The oldest surviving Windmill Girl Margaret McGrath said in a 2016 interview, “The war years at the Windmill were the best of my life - and boy have I had a life! If I could have that time again I'd do it like a shot. It was a privilege to be there."
The testimonies of former showgirls are alight with positivity. The women on stage and behind the curtain fought and won liberties to express themselves as they see fit in the theater. However, liberties won doesn't mean approval. An incident recounted in the autobiography of Windmill dancer Jill Millard Shapiro, who danced under Van Damm in1958, depicts the fierce loyalty of her Director against the endless public scorn,
“Van Damm had received a letter of complaint from the Mother Superior of my old convent school. The letter had angered him. I could almost see Mother Superior's point, but Van Damm was having none of it. ‘They are ashamed of you,’ he said, ‘but they should be proud of you. I am.’”
Audiences erupt into either great fanfare or great protest when the body is put on stage for purposes of delight and celebration.
No matter how elegant the venue, expensive the costume, or education level of the woman, baring breasts continues to create a fuss. Showgirls could be viewed more akin to the Venus de Milo, if that is, the Venus were allowed a few more feathers and rhinestones. Rowena Harker Leder MBE, attests,

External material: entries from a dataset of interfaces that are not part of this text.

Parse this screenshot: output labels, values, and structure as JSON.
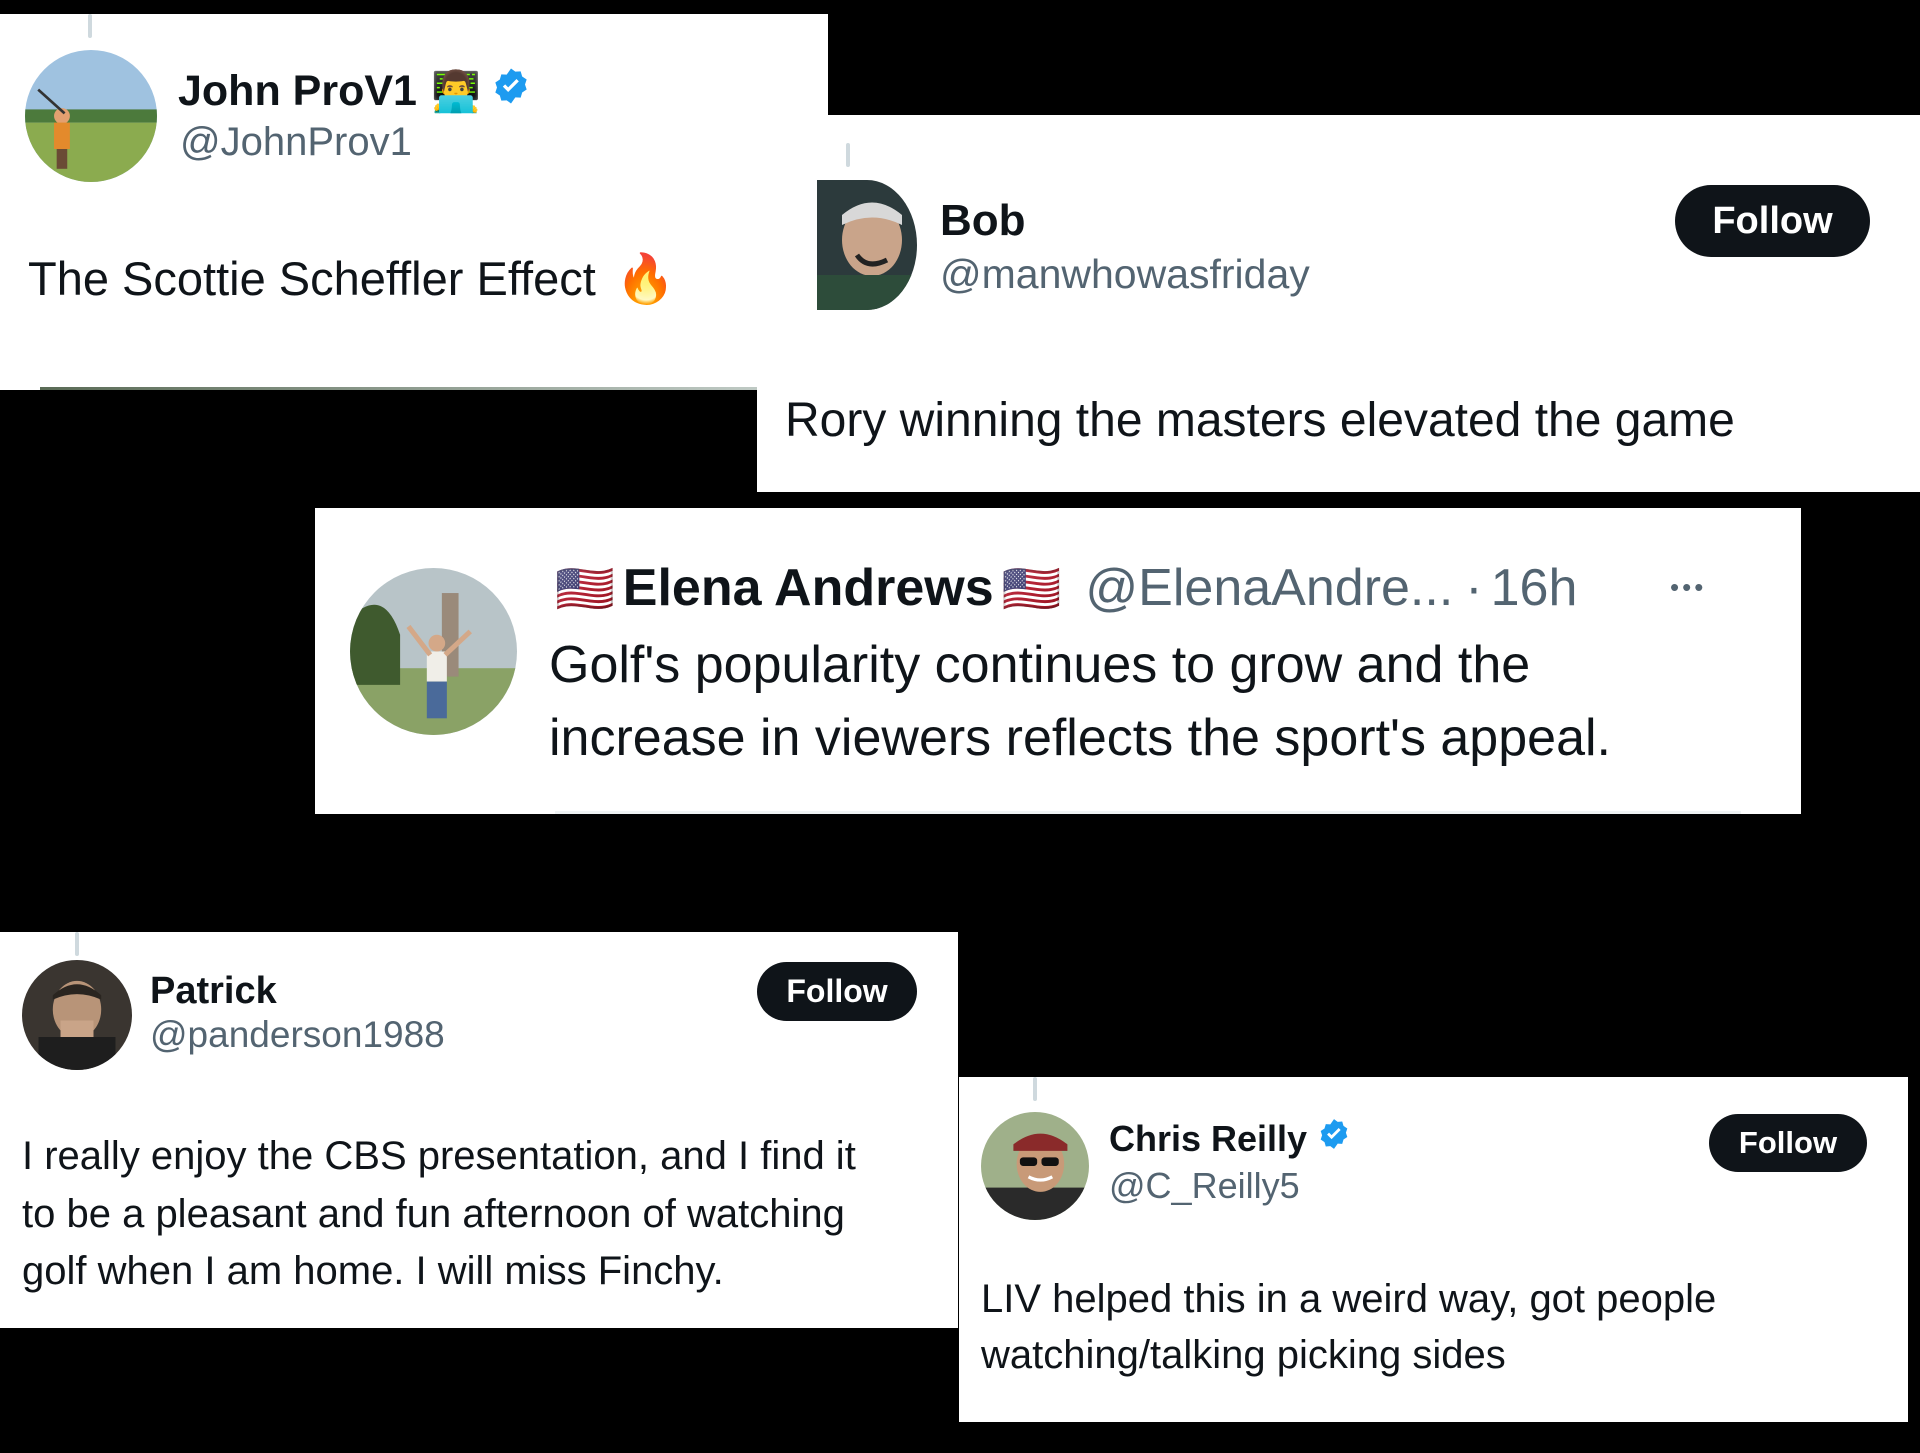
{
  "tweets": {
    "john": {
      "name": "John ProV1",
      "name_emoji": "👨‍💻",
      "handle": "@JohnProv1",
      "text": "The Scottie Scheffler Effect",
      "text_emoji": "🔥",
      "verified": true
    },
    "bob": {
      "name": "Bob",
      "handle": "@manwhowasfriday",
      "text": "Rory winning the masters elevated the game",
      "follow_label": "Follow"
    },
    "elena": {
      "flag_left": "🇺🇸",
      "name": "Elena Andrews",
      "flag_right": "🇺🇸",
      "handle": "@ElenaAndre...",
      "separator": "·",
      "time": "16h",
      "more": "•••",
      "text_line1": "Golf's popularity continues to grow and the",
      "text_line2": "increase in viewers reflects the sport's appeal."
    },
    "patrick": {
      "name": "Patrick",
      "handle": "@panderson1988",
      "text_line1": "I really enjoy the CBS presentation, and I find it",
      "text_line2": "to be a pleasant and fun afternoon of watching",
      "text_line3": "golf when I am home. I will miss Finchy.",
      "follow_label": "Follow"
    },
    "chris": {
      "name": "Chris Reilly",
      "handle": "@C_Reilly5",
      "text_line1": "LIV helped this in a weird way, got people",
      "text_line2": "watching/talking picking sides",
      "follow_label": "Follow",
      "verified": true
    }
  },
  "colors": {
    "background": "#000000",
    "card": "#ffffff",
    "verified_blue": "#1d9bf0",
    "follow_bg": "#0f1419",
    "handle_gray": "#536471"
  }
}
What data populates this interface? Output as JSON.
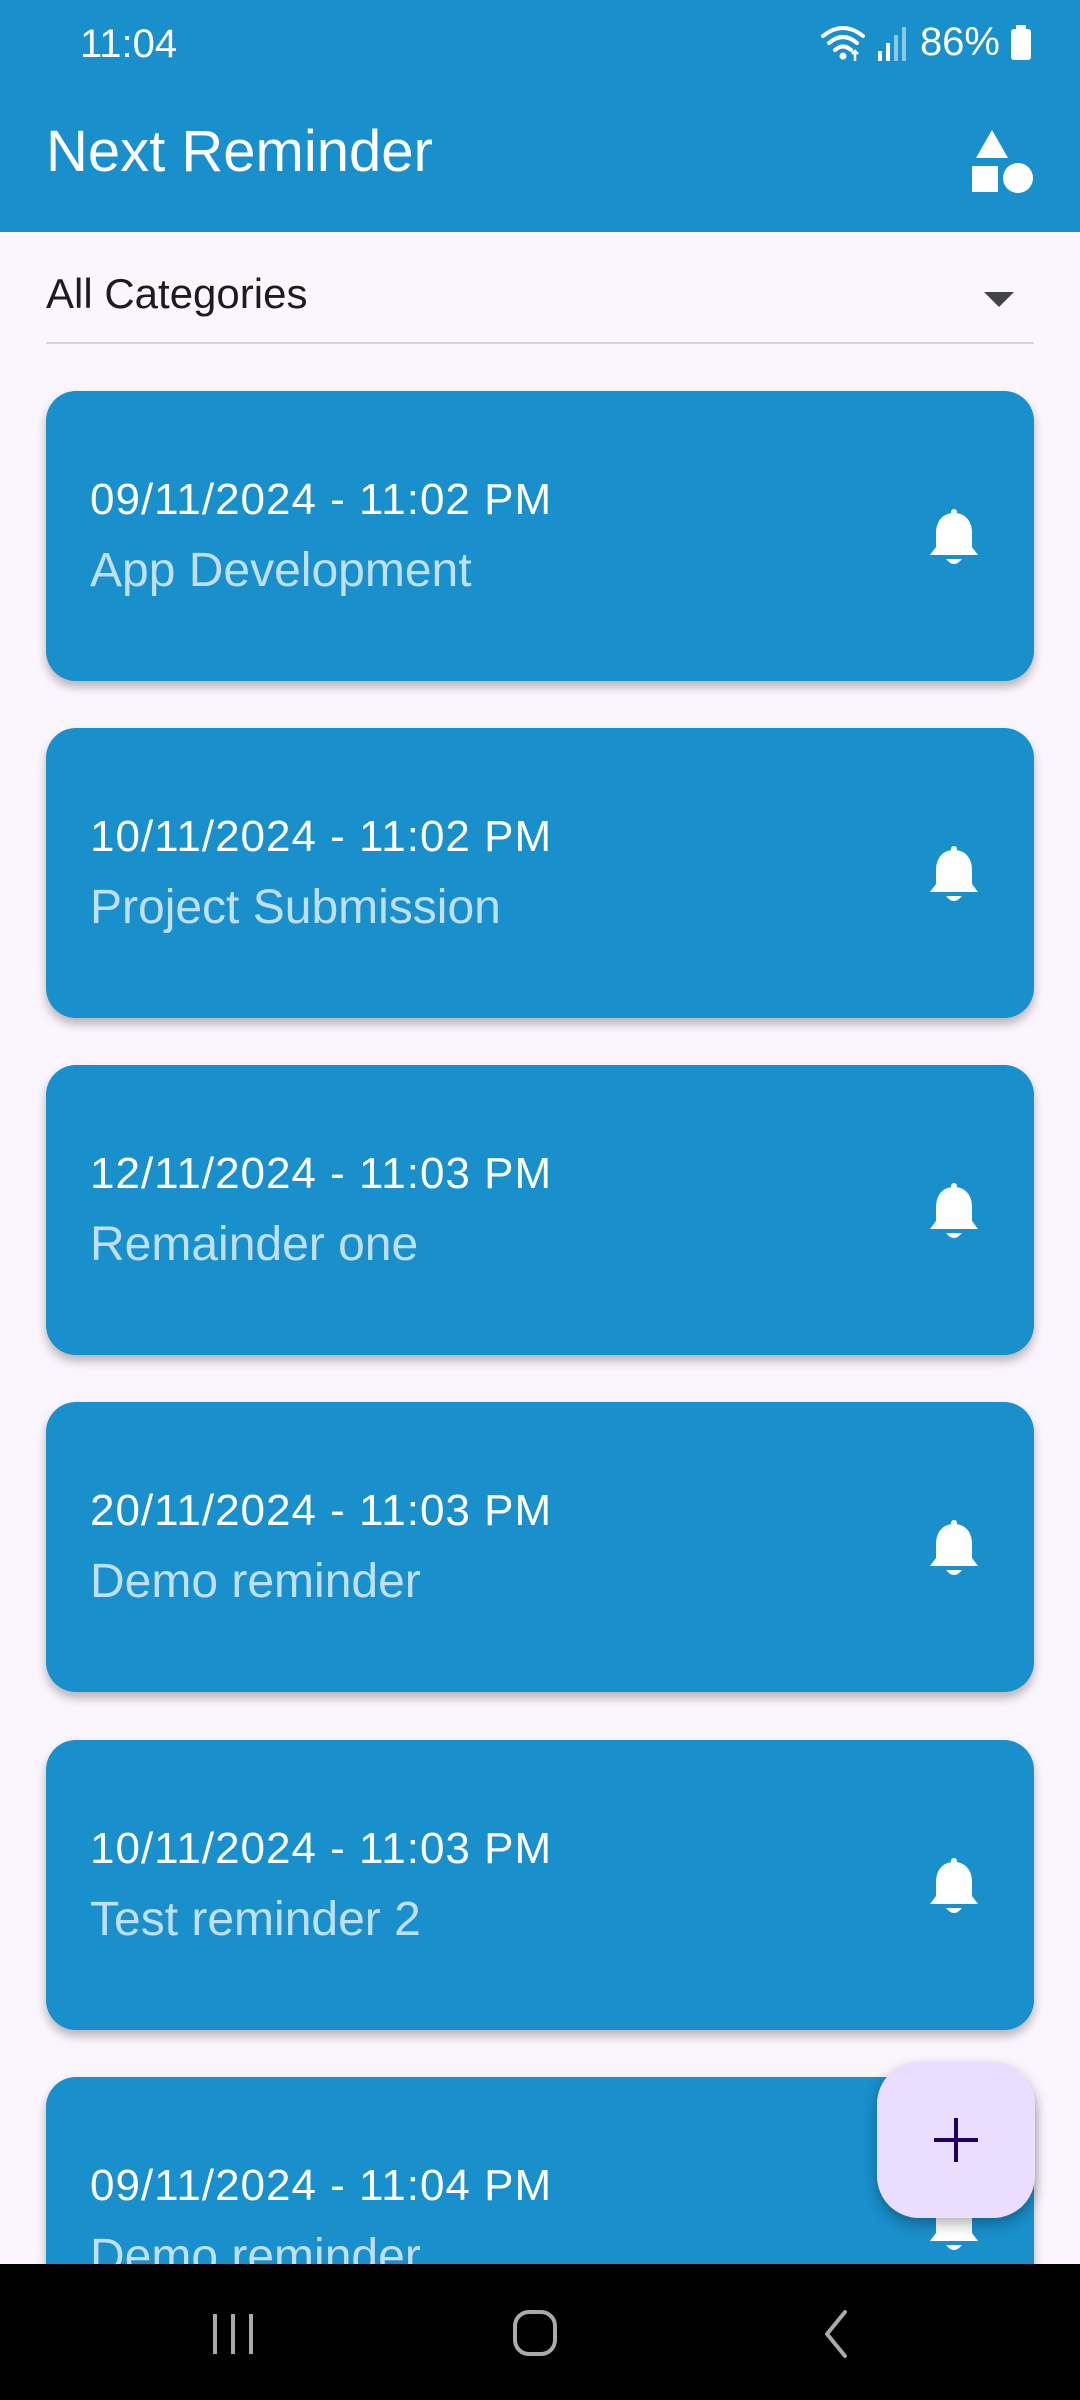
{
  "status_bar": {
    "time": "11:04",
    "battery": "86%",
    "icons": [
      "wifi-icon",
      "signal-icon",
      "battery-icon"
    ]
  },
  "app_bar": {
    "title": "Next Reminder",
    "action_icon": "category-shapes-icon"
  },
  "filter": {
    "selected": "All Categories"
  },
  "reminders": [
    {
      "datetime": "09/11/2024 - 11:02 PM",
      "title": "App Development"
    },
    {
      "datetime": "10/11/2024 - 11:02 PM",
      "title": "Project Submission"
    },
    {
      "datetime": "12/11/2024 - 11:03 PM",
      "title": "Remainder one"
    },
    {
      "datetime": "20/11/2024 - 11:03 PM",
      "title": "Demo reminder"
    },
    {
      "datetime": "10/11/2024 - 11:03 PM",
      "title": "Test reminder 2"
    },
    {
      "datetime": "09/11/2024 - 11:04 PM",
      "title": "Demo reminder"
    }
  ],
  "fab": {
    "icon": "plus-icon"
  },
  "nav_bar": {
    "buttons": [
      "recent-apps-icon",
      "home-icon",
      "back-icon"
    ]
  },
  "colors": {
    "primary": "#198FCC",
    "card_title": "#BFE0F2",
    "background": "#FBF6FD",
    "fab": "#EADDFD",
    "fab_icon": "#21005D"
  }
}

“I don’t ever remember thinking that all the men were being turned on in the show - our costumes were so stunning. I was wearing costumes worth thousands! Our shows were visually inventive and so elegant.”
If one does points the finger at nudity for the downfall of recent shows, then take heart because it will only be a passing phase. There has always been critics, even in the birth city of modern cabaret. History reveals its pattern with this tale:
It's 1865 and you are stood in front of the Paris Opera, marveling at its golden statues. The Minister of Fine Arts of Paris has commissioned a promising young sculptor to create the ode to the spirit of dance on the façade of the Paris Opera. The young master depicts the spirit of dance as a young man surrounded by liberated nude women prancing with gaiety and sensuality. Cue the critics.
French press, Le Figaro referred to them as the ‘immodest circus of ladies' while another publication, Le Siècle, dubbed them “drunk mænads”. Within hours of the statue La Danse unveiling, it was defaced with black ink during the night. The offenders were never caught.
A photo taken in 2022 of Charlotte Jourdan placed next to La Danse, made in1865, both figures captured in a jubilant pose.
Alas, Paris, the city of light (and naked women), is not immune to its own critics. Western societies, including that of Anglo-Saxon and Celtic descent, follow similar patterns. After much debate in England, the Theatres Act 1968 passed and officially abolished the censorship of the stage. The act repealed the Lord Chamberlain's power to refuse a license to a play of any kind. Nudity in theatre began to appear widely, to the horror of conservative groups.
Ultimately, it will be up to British audiences to decide to celebrate showgirls again.
It also remains to be seen if a new leader in British cabaret will emerge. Will anyone be as bold as their predecessors?
These rocky times notoriously lead to great innovation in entertainment. For now it is important to keep the memory of the Great British Showgirls alive. Take heart in the words from Jane Sansby,
"I think the memory will stay and the history of the Bluebell girls will never be forgotten. It is unforgettable.”
Read more showgirl stories at www.birdintheworld.com by author, Hillary Sukhonos. Hillary is a former Bluebell and American ballet dancer now capturing stories from her life in Paris.
Resources for Readers:
Rachel Williams talks and performances: http://www.welshstars.co.uk/rachel-williams-bluebell
Rowen Leder Harker book: https://www.rowenaharkerleder.co.uk/
Charlotte Jourdan’s podcast interview with Bluebells Forever Podcast: https://soundcloud.com/sheri-lewis-2/ep-128-one-of-the-last-bluebells
Bluebells Forever Podcast Patreon to support the collection of stories: https://www.patreon.com/bluebellsforeverpod